In Substance, I try to approach the render of the concept while adding a more realistic side that Substance allows me to do (dirt on the metal for example).

When all the textures are done I export all the map.

I move some parts of the decimated mesh in ZBrush to correspond to the original concept’s posing (without deforming anything).

If you have made a new topology you can also rig your character for create a new posing. The rig allows you to animate which is a good thing to make bring your model to life and have more impact.

I'm almost finished!

I load my decimated mesh (or my new retopologized one) with all this textures into Marmoset. I’m not very good at lighting but it’s one of the most important things to give your some dynamic effects.

If your model is very clean with good texture, but you have bad lightning then you will loss at the hard work you've put in.

Here’s an example of 'Butcher'.

On the left you have a simple render on Marmoset with just an HDRI map

On the left you have a simple render on Marmoset with just an HDRI map.

And on the right have the same scene with 3 light and some retouching on photoshop.

It’s not the same render at all!
Generally I follow the same process when I light an simple scene for my character on Marmoset. (Here I use marmoset but the logic it’s the same whatever the software you use).

1) I load all my map on the material shader. (Here I have diffuse, AO, roughness, metalness, normal and you can have other map like emissive etc).

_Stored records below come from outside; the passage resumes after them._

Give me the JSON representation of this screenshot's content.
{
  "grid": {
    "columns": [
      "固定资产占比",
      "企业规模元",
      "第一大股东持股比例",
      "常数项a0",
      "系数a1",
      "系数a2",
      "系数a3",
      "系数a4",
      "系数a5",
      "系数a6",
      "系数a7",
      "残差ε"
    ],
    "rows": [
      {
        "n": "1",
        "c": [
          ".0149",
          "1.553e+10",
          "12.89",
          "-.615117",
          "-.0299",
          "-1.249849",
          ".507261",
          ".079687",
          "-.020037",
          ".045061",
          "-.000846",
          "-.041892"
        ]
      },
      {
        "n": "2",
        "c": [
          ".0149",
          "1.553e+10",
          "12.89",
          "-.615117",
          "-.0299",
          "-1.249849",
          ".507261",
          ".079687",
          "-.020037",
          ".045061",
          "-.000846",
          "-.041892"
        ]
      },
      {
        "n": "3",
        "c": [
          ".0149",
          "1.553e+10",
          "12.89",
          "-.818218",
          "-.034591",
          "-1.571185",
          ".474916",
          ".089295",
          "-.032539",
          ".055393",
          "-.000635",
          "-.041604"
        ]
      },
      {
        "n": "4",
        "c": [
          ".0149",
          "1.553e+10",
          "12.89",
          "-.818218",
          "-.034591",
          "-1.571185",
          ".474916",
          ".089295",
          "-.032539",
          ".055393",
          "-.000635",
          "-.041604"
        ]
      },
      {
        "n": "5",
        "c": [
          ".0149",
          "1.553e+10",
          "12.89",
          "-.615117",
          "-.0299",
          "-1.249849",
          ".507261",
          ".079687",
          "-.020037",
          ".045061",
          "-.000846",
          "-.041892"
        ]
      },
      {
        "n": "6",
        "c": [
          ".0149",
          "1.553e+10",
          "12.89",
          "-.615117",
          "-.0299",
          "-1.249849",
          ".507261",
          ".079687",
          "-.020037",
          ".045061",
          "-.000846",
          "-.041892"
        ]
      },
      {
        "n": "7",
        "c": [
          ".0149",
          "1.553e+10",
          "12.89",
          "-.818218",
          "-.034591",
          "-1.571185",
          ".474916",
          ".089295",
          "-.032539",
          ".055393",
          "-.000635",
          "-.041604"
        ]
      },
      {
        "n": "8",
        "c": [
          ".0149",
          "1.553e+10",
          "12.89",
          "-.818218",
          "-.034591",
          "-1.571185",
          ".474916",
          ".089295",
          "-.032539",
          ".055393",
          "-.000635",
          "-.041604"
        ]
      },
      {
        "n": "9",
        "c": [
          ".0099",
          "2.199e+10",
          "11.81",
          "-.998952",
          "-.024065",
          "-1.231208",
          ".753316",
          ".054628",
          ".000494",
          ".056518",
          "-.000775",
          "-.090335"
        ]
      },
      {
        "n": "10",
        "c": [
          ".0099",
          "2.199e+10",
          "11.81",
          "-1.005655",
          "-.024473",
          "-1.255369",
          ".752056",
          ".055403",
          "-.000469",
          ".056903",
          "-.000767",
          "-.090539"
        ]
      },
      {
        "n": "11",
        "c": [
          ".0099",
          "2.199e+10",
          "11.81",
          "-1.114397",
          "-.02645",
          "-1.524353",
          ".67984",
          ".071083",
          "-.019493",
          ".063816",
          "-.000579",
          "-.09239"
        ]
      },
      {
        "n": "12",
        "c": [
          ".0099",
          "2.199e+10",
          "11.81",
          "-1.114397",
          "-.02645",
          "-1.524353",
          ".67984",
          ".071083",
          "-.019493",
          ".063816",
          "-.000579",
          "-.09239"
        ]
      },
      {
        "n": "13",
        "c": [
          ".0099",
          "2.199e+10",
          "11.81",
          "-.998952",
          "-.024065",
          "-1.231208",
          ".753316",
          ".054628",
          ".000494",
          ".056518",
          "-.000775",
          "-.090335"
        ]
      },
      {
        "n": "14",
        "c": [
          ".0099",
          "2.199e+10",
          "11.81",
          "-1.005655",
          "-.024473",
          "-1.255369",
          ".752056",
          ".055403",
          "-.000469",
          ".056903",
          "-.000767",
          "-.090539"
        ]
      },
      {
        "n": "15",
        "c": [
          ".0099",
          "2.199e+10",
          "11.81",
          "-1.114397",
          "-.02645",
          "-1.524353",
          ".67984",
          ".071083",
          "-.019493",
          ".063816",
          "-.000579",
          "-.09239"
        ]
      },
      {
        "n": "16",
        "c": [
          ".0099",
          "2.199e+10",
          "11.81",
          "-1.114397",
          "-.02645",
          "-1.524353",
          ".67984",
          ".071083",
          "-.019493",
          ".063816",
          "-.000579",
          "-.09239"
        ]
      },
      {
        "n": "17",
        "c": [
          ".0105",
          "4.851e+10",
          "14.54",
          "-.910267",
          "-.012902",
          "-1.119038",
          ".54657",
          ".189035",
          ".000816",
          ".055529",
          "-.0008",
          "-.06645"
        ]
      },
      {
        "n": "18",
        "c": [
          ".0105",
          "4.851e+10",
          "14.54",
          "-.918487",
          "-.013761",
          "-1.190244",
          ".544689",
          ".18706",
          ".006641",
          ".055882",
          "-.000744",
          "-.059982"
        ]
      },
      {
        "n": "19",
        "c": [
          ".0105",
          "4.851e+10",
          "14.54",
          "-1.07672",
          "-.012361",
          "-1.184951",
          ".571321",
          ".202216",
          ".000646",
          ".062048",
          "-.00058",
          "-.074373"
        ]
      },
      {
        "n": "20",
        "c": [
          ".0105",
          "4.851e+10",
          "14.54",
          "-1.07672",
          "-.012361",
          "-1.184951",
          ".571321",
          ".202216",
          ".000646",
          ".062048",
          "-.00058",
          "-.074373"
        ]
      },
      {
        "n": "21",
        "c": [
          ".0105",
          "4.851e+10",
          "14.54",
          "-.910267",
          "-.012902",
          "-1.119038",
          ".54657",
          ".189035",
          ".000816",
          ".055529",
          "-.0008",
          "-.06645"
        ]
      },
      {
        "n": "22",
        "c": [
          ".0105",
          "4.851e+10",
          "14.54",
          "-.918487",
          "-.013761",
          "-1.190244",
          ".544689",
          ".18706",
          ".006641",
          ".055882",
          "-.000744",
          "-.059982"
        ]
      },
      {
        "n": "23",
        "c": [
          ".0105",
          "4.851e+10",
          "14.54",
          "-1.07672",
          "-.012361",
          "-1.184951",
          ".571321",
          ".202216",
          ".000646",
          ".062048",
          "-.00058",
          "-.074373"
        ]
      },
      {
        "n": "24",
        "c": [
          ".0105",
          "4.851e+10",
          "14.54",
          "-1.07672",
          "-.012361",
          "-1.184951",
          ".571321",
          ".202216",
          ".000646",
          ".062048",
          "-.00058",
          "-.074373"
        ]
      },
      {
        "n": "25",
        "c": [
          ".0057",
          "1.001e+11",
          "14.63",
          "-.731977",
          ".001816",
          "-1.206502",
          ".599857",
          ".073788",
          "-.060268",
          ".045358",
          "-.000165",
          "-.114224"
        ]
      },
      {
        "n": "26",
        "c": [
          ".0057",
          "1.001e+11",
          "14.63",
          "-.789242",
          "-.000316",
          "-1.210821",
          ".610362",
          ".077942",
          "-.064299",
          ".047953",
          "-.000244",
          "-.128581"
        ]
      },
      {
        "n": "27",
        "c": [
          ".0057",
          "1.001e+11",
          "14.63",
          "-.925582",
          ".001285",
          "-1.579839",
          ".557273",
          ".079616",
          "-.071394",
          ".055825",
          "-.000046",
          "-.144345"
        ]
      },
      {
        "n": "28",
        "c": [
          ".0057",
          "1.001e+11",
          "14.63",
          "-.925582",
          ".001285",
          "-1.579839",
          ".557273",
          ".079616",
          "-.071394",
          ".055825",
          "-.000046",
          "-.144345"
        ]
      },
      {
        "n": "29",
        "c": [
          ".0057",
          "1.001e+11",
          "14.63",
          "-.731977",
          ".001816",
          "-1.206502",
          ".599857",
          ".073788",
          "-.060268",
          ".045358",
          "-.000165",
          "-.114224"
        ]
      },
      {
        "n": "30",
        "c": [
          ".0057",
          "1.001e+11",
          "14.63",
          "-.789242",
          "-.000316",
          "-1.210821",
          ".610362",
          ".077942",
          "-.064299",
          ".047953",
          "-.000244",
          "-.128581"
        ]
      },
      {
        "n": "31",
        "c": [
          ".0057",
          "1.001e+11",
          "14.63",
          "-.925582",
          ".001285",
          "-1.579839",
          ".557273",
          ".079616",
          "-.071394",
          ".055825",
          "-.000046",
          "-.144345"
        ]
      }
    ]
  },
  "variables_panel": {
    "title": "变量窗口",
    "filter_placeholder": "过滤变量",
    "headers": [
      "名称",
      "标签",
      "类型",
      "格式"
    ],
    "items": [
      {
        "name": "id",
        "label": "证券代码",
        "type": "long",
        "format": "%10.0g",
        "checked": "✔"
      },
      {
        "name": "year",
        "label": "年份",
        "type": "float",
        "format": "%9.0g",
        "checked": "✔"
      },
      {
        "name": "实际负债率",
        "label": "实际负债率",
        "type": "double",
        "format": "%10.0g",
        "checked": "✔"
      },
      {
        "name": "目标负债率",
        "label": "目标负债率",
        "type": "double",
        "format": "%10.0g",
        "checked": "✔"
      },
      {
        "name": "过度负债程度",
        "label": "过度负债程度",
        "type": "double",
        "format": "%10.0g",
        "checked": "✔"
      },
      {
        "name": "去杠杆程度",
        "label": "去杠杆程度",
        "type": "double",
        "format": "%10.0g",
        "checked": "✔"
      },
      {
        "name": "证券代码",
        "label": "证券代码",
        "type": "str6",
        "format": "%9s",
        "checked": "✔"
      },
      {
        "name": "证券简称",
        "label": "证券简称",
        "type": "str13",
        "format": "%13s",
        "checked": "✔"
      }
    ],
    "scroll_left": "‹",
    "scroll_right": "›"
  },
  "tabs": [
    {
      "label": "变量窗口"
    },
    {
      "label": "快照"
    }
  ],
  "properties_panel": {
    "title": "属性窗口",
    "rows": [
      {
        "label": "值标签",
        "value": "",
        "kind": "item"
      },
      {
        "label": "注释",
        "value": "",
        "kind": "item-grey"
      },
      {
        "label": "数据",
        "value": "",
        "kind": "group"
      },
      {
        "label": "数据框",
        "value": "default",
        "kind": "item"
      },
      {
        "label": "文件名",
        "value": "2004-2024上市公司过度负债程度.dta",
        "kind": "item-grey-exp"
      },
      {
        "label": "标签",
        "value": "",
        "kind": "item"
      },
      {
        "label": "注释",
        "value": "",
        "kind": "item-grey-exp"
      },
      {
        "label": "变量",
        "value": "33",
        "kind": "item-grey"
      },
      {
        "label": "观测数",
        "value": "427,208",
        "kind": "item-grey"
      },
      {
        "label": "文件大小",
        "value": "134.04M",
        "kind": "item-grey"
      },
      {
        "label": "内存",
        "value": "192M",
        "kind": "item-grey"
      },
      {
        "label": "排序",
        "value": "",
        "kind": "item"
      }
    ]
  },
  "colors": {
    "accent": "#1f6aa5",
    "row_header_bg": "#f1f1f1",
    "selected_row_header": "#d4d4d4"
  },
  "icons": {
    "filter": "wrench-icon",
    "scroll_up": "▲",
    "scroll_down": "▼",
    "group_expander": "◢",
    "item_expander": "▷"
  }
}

I place my camera for a good angle and I lock it.

I choose an HDRI map that fit on my model (generally I use a basic Hdri to not influence the lighting too much. If you chose a Forest HDRI all you model will be green.. It’s not what we want.) Try to start with basic and simple color. You will have a render like the left picture above. It’s work but it’s not very good.

2) I do is to add a rim light this will bring out your character from the bottom.

After that try to place a light who will simulate the lighting of a sun or a bulb generally I place it on the top (right or left) of the character.

3) I add another light to take away the black space on my model (if you have it and if your objective is to don’t have black space of course).

When your lighting is good you can change the intensity, the color of  your light etc. If you want you can add some post effect like Bloom, Chromatic aberration etc. Try to test a maximum of possibility to find the one that suits you best. Add some ambient occlusion and GI et make some renders.

Like I said above In Photoshop I do some retouching and I add the original background for the concept and here is the result!

The Butcher

Generally I play with the color lookup option and other adjustment option of photoshop for having a good result. Here again try many things and if something work keep it ! ^^

After all these steps I wanted to share my work directly in 3D I decided to upload my model on Sketchfab for this!

If your model is retopologized or not to big in file size you can easily upload to this site. It’s allow you also to make some post processing for making a good visual like on Marmoset.

There you go !
I hope you find this article interesting and that it made you want to see more
If you want you can see my Artstation ( or my Sketchfab profile (

Thanks to the Rookies team for this opportunity of making an article.